The operator of British Airways in South Africa today began taking new bookings for low-cost carrier kulula.com ahead of its planned take off again on 1 December.
It said that the reintroduction of kulula flights on the domestic network was the first phase of Comair’s ramp up to full operations over the next few months.
Comair will be operating all kulula.com domestic routes, with the exception of the Durban/Cape Town and Lanseria routes, which will be added as more aircraft become available.
British Airways domestic and regional flights will reopen soon as will kulula flights from Lanseria.
Rescue consortium representative Glenn Orsmond said Comair will initially operate a fleet of 15 aircraft across both airline brands gradually increasing as the remainder of the fleet returns to service over the next few months.
Orsmond said that customers who booked tickets before Comair was placed on business rescue will be able to utilise the value of their tickets through the Comair Travel Bank for future travel on Comair from mid-January onwards.
“This is an important moment for Comair, for all the employees who have been so patient and supportive through the business rescue process, for our customers, the flying public and the country,” Orsmond said.
“A strong, competitive airline sector benefits everyone and we’re looking forward to welcoming our first customers on board and gradually restoring our schedule and network.”

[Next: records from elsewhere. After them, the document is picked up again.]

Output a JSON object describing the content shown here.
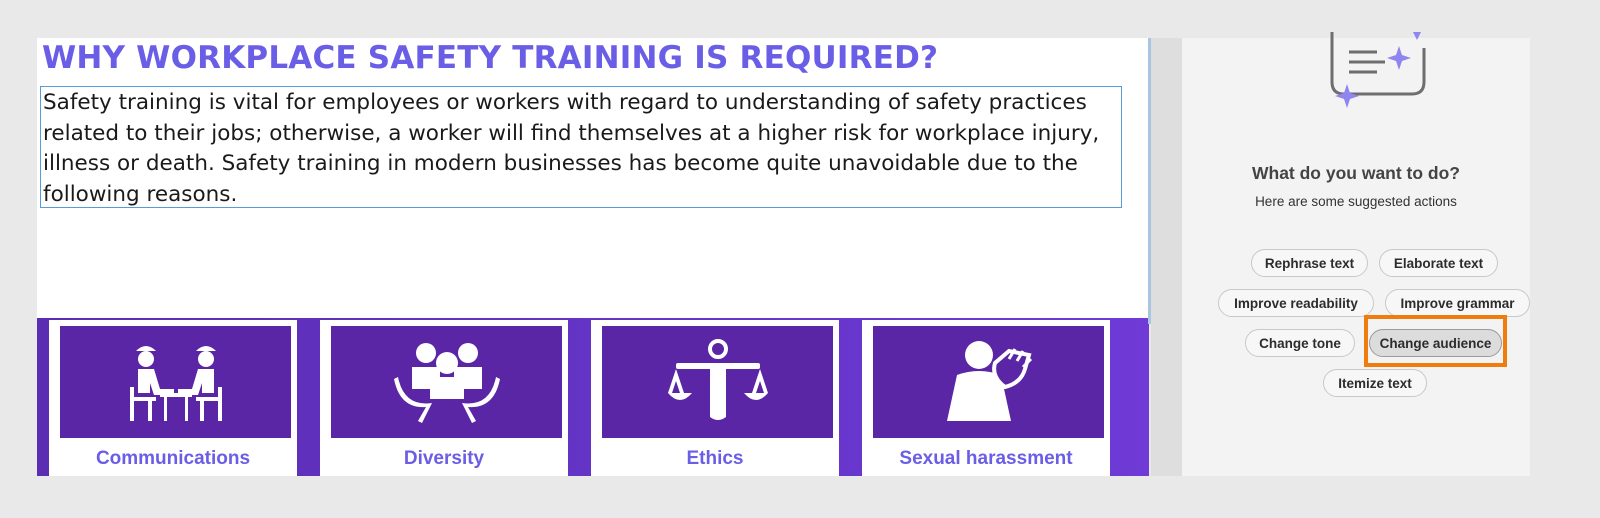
{
  "document": {
    "heading": "WHY WORKPLACE SAFETY TRAINING IS REQUIRED?",
    "paragraph": "Safety training is vital for employees or workers with regard to understanding of safety practices related to their jobs; otherwise, a worker will find themselves at a higher risk for workplace injury, illness or death. Safety training in modern businesses has become quite unavoidable due to the following reasons.",
    "cards": [
      {
        "label": "Communications",
        "icon": "meeting-people-icon"
      },
      {
        "label": "Diversity",
        "icon": "group-hands-icon"
      },
      {
        "label": "Ethics",
        "icon": "scales-icon"
      },
      {
        "label": "Sexual harassment",
        "icon": "harassment-icon"
      }
    ]
  },
  "panel": {
    "illustration": "ai-sparkle-document-icon",
    "title": "What do you want to do?",
    "subtitle": "Here are some suggested actions",
    "actions": [
      {
        "label": "Rephrase text"
      },
      {
        "label": "Elaborate text"
      },
      {
        "label": "Improve readability"
      },
      {
        "label": "Improve grammar"
      },
      {
        "label": "Change tone"
      },
      {
        "label": "Change audience",
        "selected": true
      },
      {
        "label": "Itemize text"
      }
    ]
  },
  "colors": {
    "heading": "#6a5de6",
    "band": "#6535c9",
    "card_image": "#5a26a6",
    "highlight": "#ef7d0d"
  }
}
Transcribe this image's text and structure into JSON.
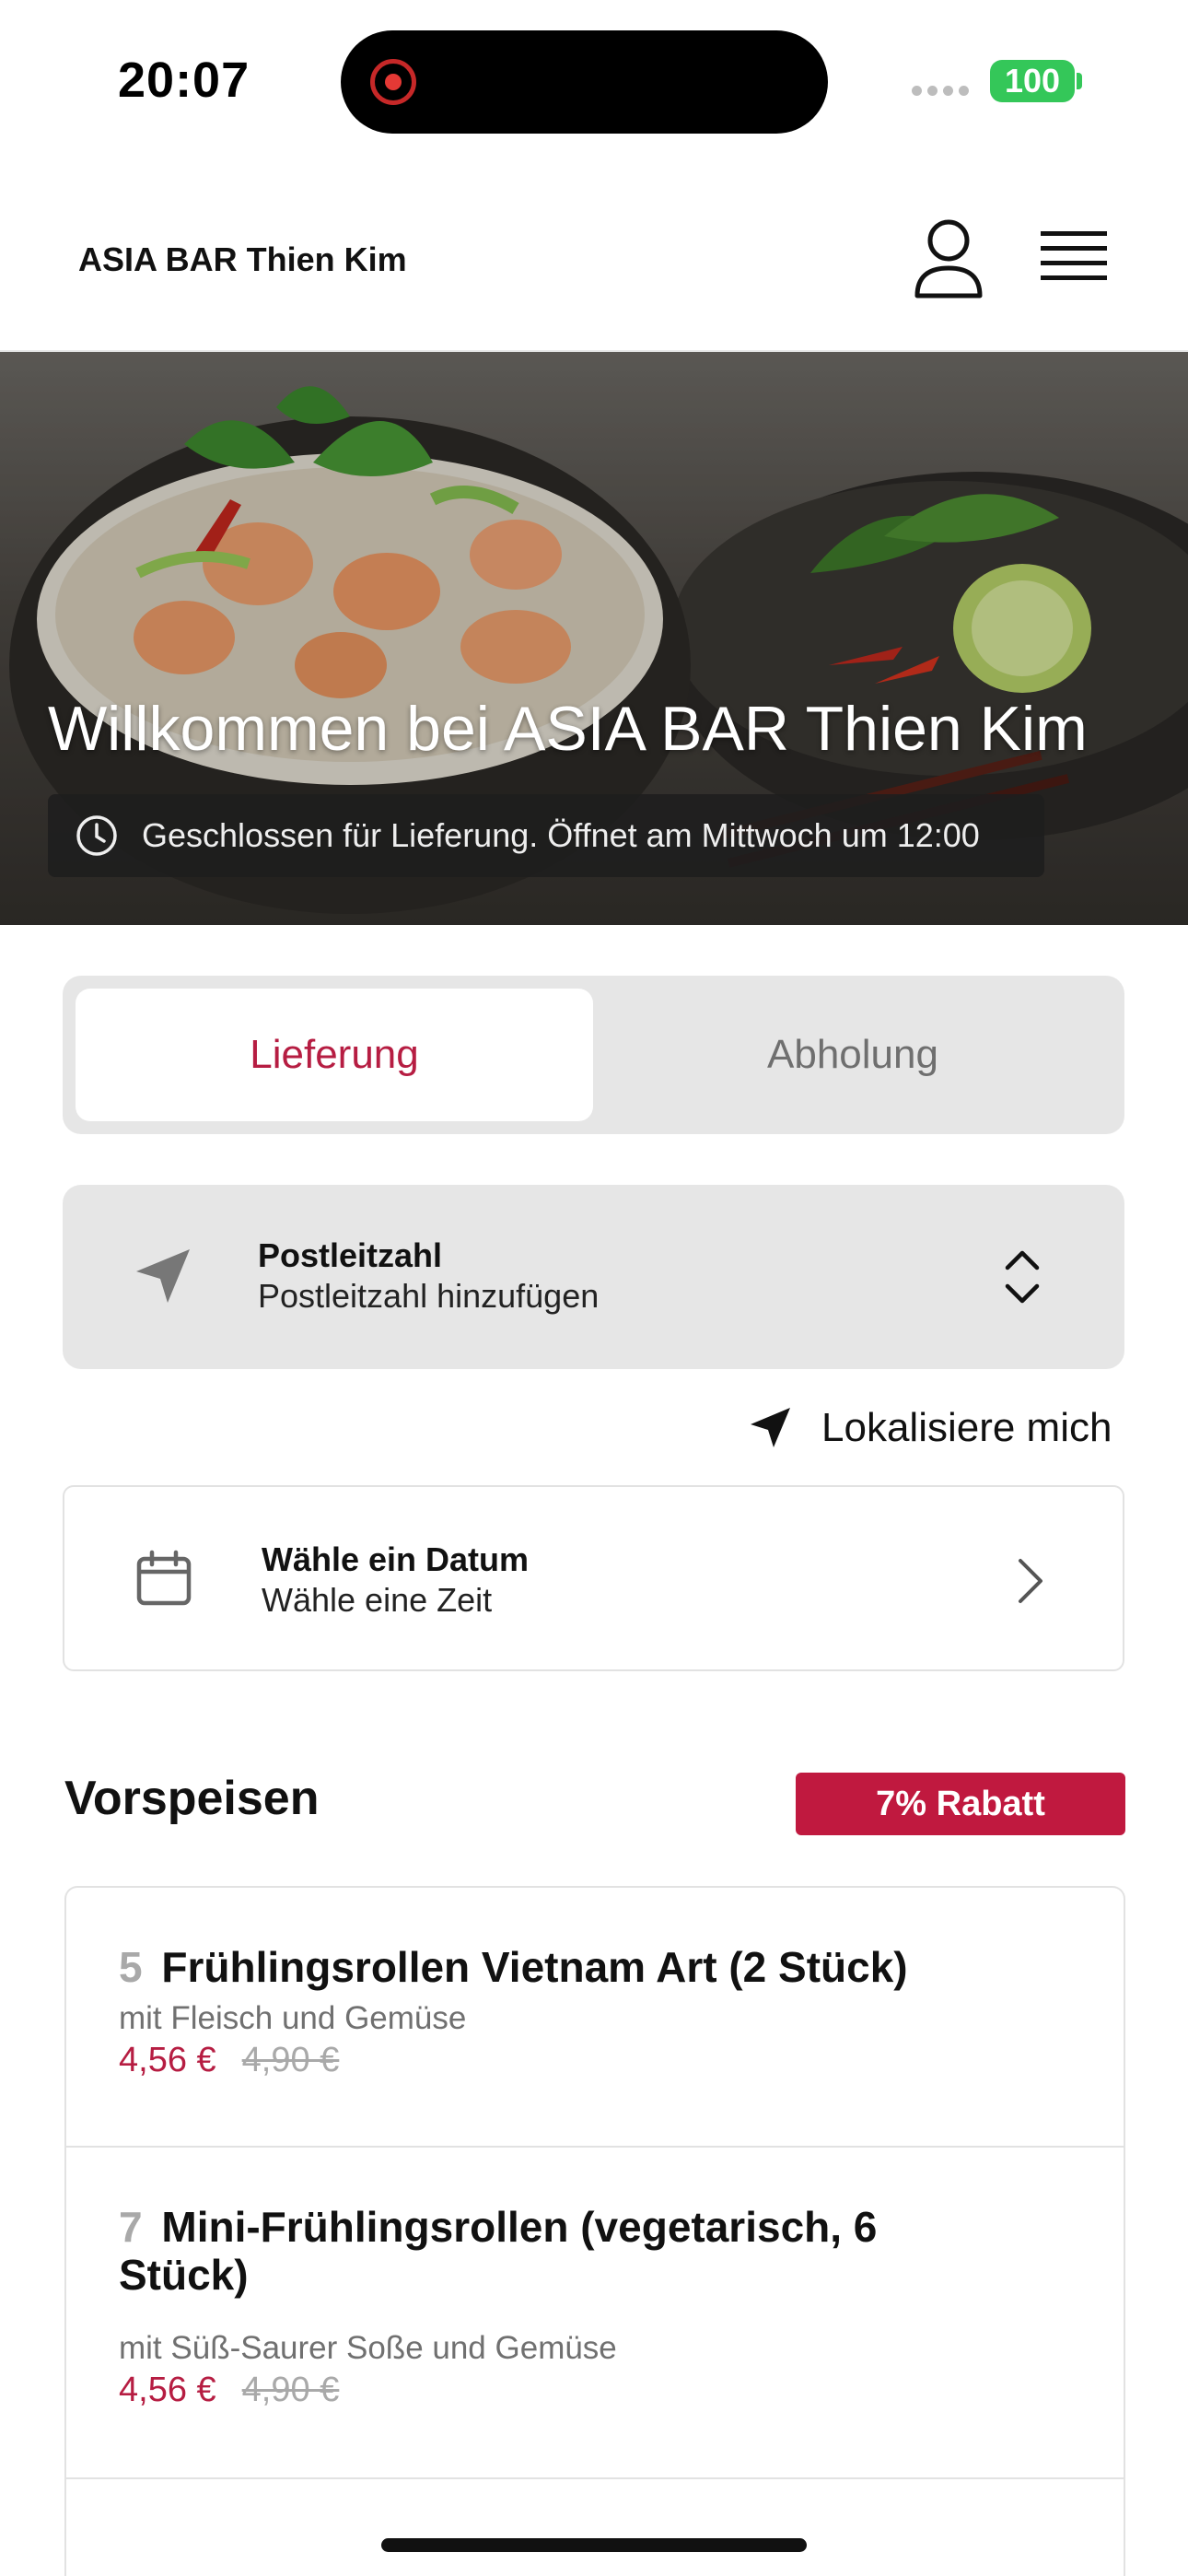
{
  "status_bar": {
    "time": "20:07",
    "battery": "100"
  },
  "header": {
    "brand": "ASIA BAR Thien Kim"
  },
  "hero": {
    "title": "Willkommen bei ASIA BAR Thien Kim",
    "status": "Geschlossen für Lieferung. Öffnet am Mittwoch um 12:00"
  },
  "mode": {
    "delivery": "Lieferung",
    "pickup": "Abholung",
    "selected": "Lieferung"
  },
  "postcode": {
    "label": "Postleitzahl",
    "placeholder": "Postleitzahl hinzufügen"
  },
  "locate": {
    "label": "Lokalisiere mich"
  },
  "date": {
    "title": "Wähle ein Datum",
    "subtitle": "Wähle eine Zeit"
  },
  "section": {
    "title": "Vorspeisen",
    "badge": "7% Rabatt"
  },
  "items": [
    {
      "number": "5",
      "name": "Frühlingsrollen Vietnam Art (2 Stück)",
      "description": "mit Fleisch und Gemüse",
      "price": "4,56 €",
      "old_price": "4,90 €"
    },
    {
      "number": "7",
      "name": "Mini-Frühlingsrollen (vegetarisch, 6 Stück)",
      "description": "mit Süß-Saurer Soße und Gemüse",
      "price": "4,56 €",
      "old_price": "4,90 €"
    }
  ],
  "colors": {
    "accent": "#b61d42",
    "badge": "#c0193f",
    "panel": "#e6e6e6",
    "battery": "#34c759"
  }
}
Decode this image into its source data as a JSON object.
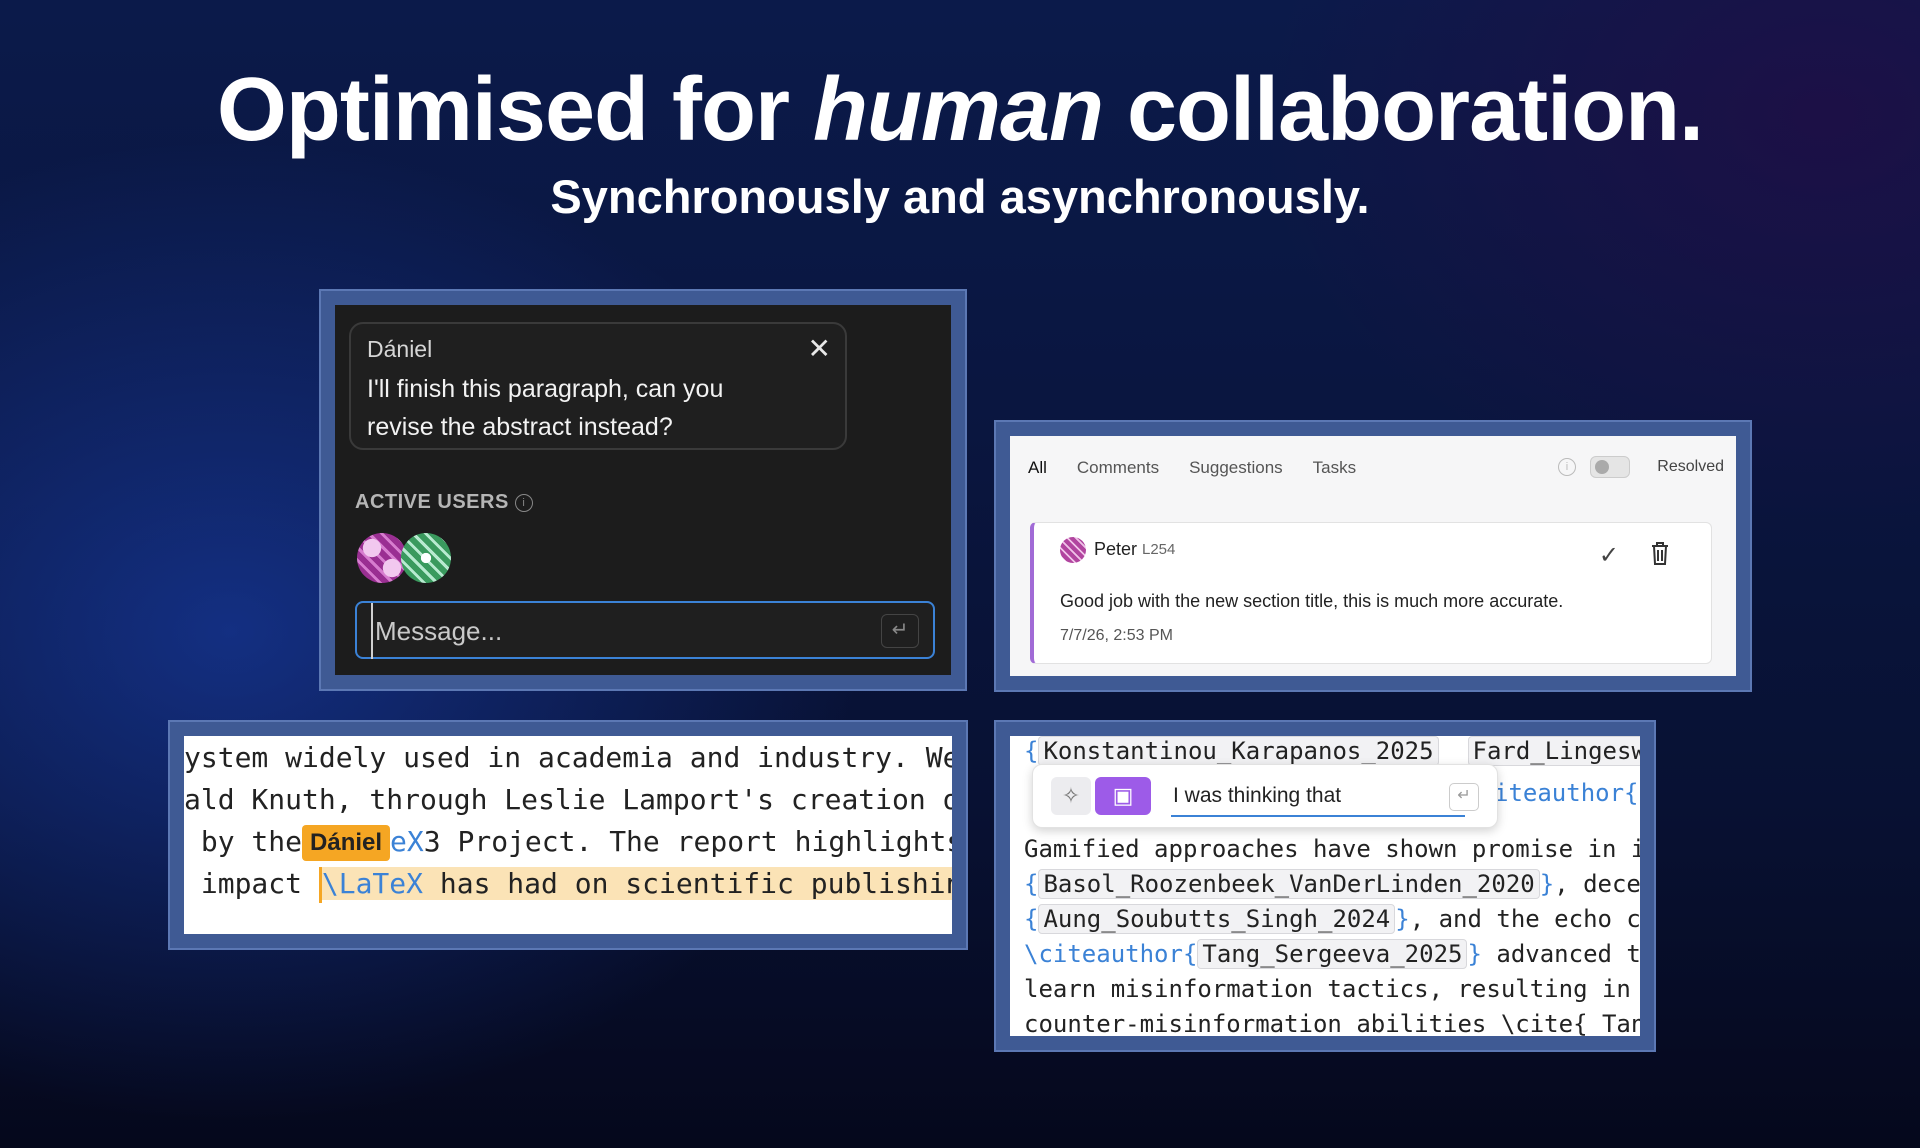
{
  "headline": {
    "part1": "Optimised for ",
    "emphasis": "human",
    "part2": " collaboration."
  },
  "subheadline": "Synchronously and asynchronously.",
  "chat_panel": {
    "bubble": {
      "author": "Dániel",
      "message": "I'll finish this paragraph, can you revise the abstract instead?",
      "close_icon": "close-icon"
    },
    "active_users_label": "ACTIVE USERS",
    "message_placeholder": "Message...",
    "send_icon": "enter-icon"
  },
  "comments_panel": {
    "tabs": [
      "All",
      "Comments",
      "Suggestions",
      "Tasks"
    ],
    "active_tab": "All",
    "resolved_label": "Resolved",
    "comment": {
      "author": "Peter",
      "line": "L254",
      "text": "Good job with the new section title, this is much more accurate.",
      "timestamp": "7/7/26, 2:53 PM"
    },
    "accent_color": "#a16bd6"
  },
  "code_panel": {
    "line1": "ystem widely used in academia and industry. We",
    "line2": "ald Knuth, through Leslie Lamport's creation o",
    "line3_prefix": " by the",
    "cursor_label": "Dániel",
    "line3_blue": "eX",
    "line3_rest": "3 Project. The report highlights",
    "line4_prefix": " impact ",
    "line4_blue": "\\LaTeX",
    "line4_rest": " has had on scientific publishing",
    "cursor_color": "#f5a623"
  },
  "editor_panel": {
    "top_cite1": "Konstantinou_Karapanos_2025",
    "top_cite2": "Fard_Lingesw",
    "right_fragment": "iteauthor{",
    "prompt_value": "I was thinking that",
    "line1": "Gamified approaches have shown promise in inc",
    "line2_cite": "Basol_Roozenbeek_VanDerLinden_2020",
    "line2_rest": ", dece",
    "line3_cite": "Aung_Soubutts_Singh_2024",
    "line3_rest": ", and the echo c",
    "line4_cmd": "\\citeauthor{",
    "line4_cite": "Tang_Sergeeva_2025",
    "line4_rest": " advanced t",
    "line5": "learn misinformation tactics, resulting in l",
    "line6": "counter-misinformation abilities \\cite{ Tang"
  }
}
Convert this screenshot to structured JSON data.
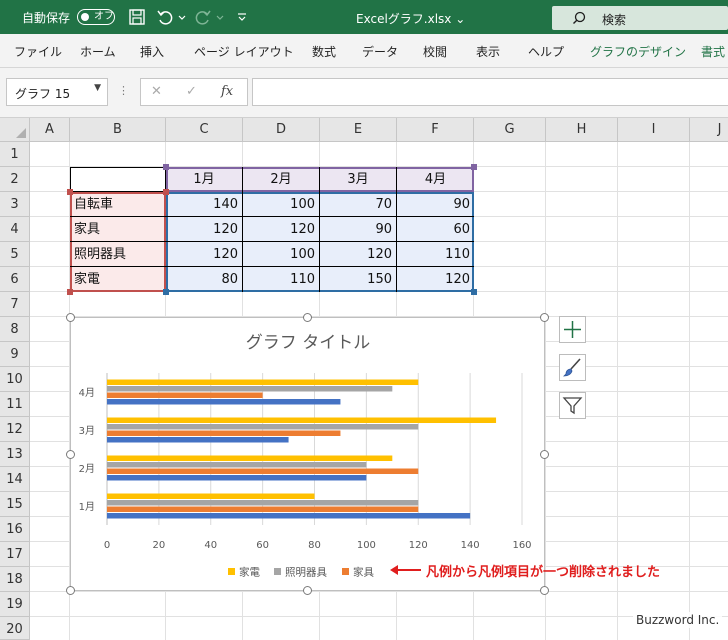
{
  "titlebar": {
    "autosave_label": "自動保存",
    "autosave_state": "オフ",
    "file_name": "Excelグラフ.xlsx",
    "search_label": "検索"
  },
  "ribbon": {
    "tabs": [
      "ファイル",
      "ホーム",
      "挿入",
      "ページ レイアウト",
      "数式",
      "データ",
      "校閲",
      "表示",
      "ヘルプ",
      "グラフのデザイン",
      "書式"
    ]
  },
  "formula_bar": {
    "name_box": "グラフ 15",
    "formula": ""
  },
  "sheet": {
    "columns": [
      "A",
      "B",
      "C",
      "D",
      "E",
      "F",
      "G",
      "H",
      "I",
      "J"
    ],
    "rows": [
      "1",
      "2",
      "3",
      "4",
      "5",
      "6",
      "7",
      "8",
      "9",
      "10",
      "11",
      "12",
      "13",
      "14",
      "15",
      "16",
      "17",
      "18",
      "19",
      "20"
    ]
  },
  "table": {
    "headers": [
      "1月",
      "2月",
      "3月",
      "4月"
    ],
    "rows": [
      {
        "label": "自転車",
        "values": [
          "140",
          "100",
          "70",
          "90"
        ]
      },
      {
        "label": "家具",
        "values": [
          "120",
          "120",
          "90",
          "60"
        ]
      },
      {
        "label": "照明器具",
        "values": [
          "120",
          "100",
          "120",
          "110"
        ]
      },
      {
        "label": "家電",
        "values": [
          "80",
          "110",
          "150",
          "120"
        ]
      }
    ]
  },
  "chart_data": {
    "type": "bar",
    "orientation": "horizontal",
    "title": "グラフ タイトル",
    "categories": [
      "1月",
      "2月",
      "3月",
      "4月"
    ],
    "series": [
      {
        "name": "自転車",
        "values": [
          140,
          100,
          70,
          90
        ],
        "color": "#4472c4"
      },
      {
        "name": "家具",
        "values": [
          120,
          120,
          90,
          60
        ],
        "color": "#ed7d31"
      },
      {
        "name": "照明器具",
        "values": [
          120,
          100,
          120,
          110
        ],
        "color": "#a5a5a5"
      },
      {
        "name": "家電",
        "values": [
          80,
          110,
          150,
          120
        ],
        "color": "#ffc000"
      }
    ],
    "legend_entries": [
      "家電",
      "照明器具",
      "家具"
    ],
    "legend_position": "bottom",
    "xlim": [
      0,
      160
    ],
    "x_ticks": [
      0,
      20,
      40,
      60,
      80,
      100,
      120,
      140,
      160
    ],
    "grid": true
  },
  "annotation": {
    "text": "凡例から凡例項目が一つ削除されました",
    "color": "#e01e1e"
  },
  "watermark": "Buzzword Inc.",
  "colors": {
    "excel_green": "#217346"
  }
}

Last month, the Competition Commission approved with conditions SA Bidco’s proposed merger with Comair as necessary for the airline to proceed.
The conditions include a commitment to allocate a portion of Comair’s shares to a B-BBEE structure and employment offers to 200 retrenched staff when jobs become available at the new airline post-merger.
SA BidCo is a new South African entity with no commercial operations and that has never traded before.
Comair has been developing a rescue plan focused on reducing operating costs and growing ancillary revenue.
The airline’s investors have also secured the required credit approval from various commercial lenders for new debt funding and the deferral of repayments on existing debt. Comair in August approached lenders for additional funding of more than R1 billion required for it to fly again following a successful adoption of the rescue plan.
BUSINESS REPORT ONLINE